      6. Samkhya rejects God as both the creator and designer of the Universe.
      7. For Yoga, God is the Supreme person who aids men in attaining salvation.
      8. Advaita recognizes God but maintains that it is not the ultimate reality.

      The important point is, I came to know all of this perhaps for the first time in my life not concerning Advaita ( of which I have a decent understanding) and so did the scores of others in my circle of friends. Maybe, as an expert, you were angry at the probable misinterpretations, and I would seek apologies. The whole purpose of the book was towards the amateurs to get a further interest in Indian philosophy, which it certainly achieved. The problem is that, these kinds of basic books meant for the primary readers, would never be read by the experts. I would be very glad if you could read the book in its entirety and put forward a review so that the readers could be better informed. Probably, the author himself can be involved in the review, because there would be many points which only he can possibly answer much better, to your satisfaction. The author has his references very clear and he explains his positions in a very authentic manner. There can be no reason for an amateur like me to even smell that there could be some wrong things being said.

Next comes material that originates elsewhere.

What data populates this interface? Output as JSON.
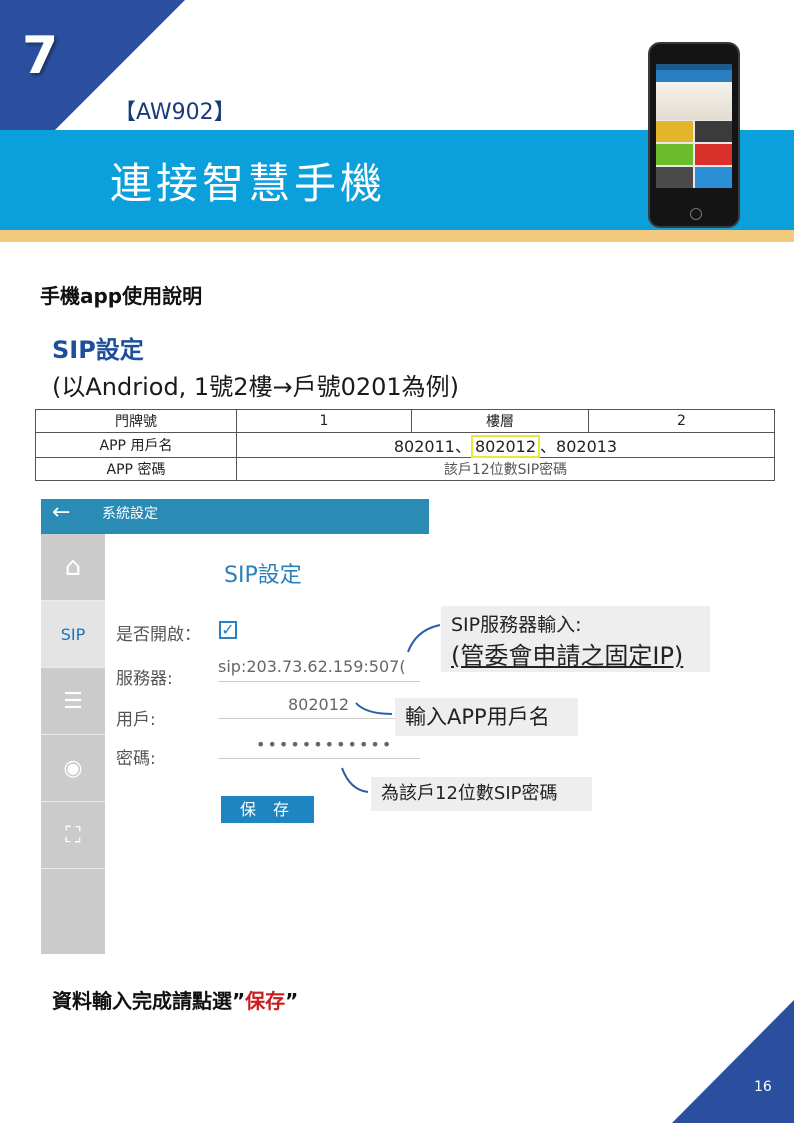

      Maybe, the harsh words were not required to put your point across. I accept your authority and I accept any misunderstandings I might have had in the reading or summarizing of the book.

      • MA Alwar

        Thanks for the clarification. I did not mean any offence. I very much appreciate your sentiments and your faith in our philosophical systems.

        The only important action point I would like to make and what i really mean by my comment was that India facts is a very reputed site and before publishing something it would be very appropriate to have the same reviewed by an expert. They can have a panel of experts for various subjects. That way the publications will be very authentic. As you know, there can be errors when some interpretations etc are involved, but there should not be factual errors since it undermines the validity of the essay / article as well as the reputation of the publisher.

        It is with this intention that I have written my comments and not meant to hurt anyone. I once again express my appreciation for your faith and conviction in the topic.

        • Karigar Medha

          One also needs to keep in mind that the book is written as an introductory course, so simplicity and overall clarity of categorical frameworks is paramount. The review is also in Swarajya magazine, which -great as it is – is not a peer reviewed journal. Reviewer has still given further points to show the historical evolution of Vaisheshika to the Veda etc.

          For more detailed scholarly work of Dr Puligandla, there are many more advanced papers etc available. Those might answer your higher level questions and issues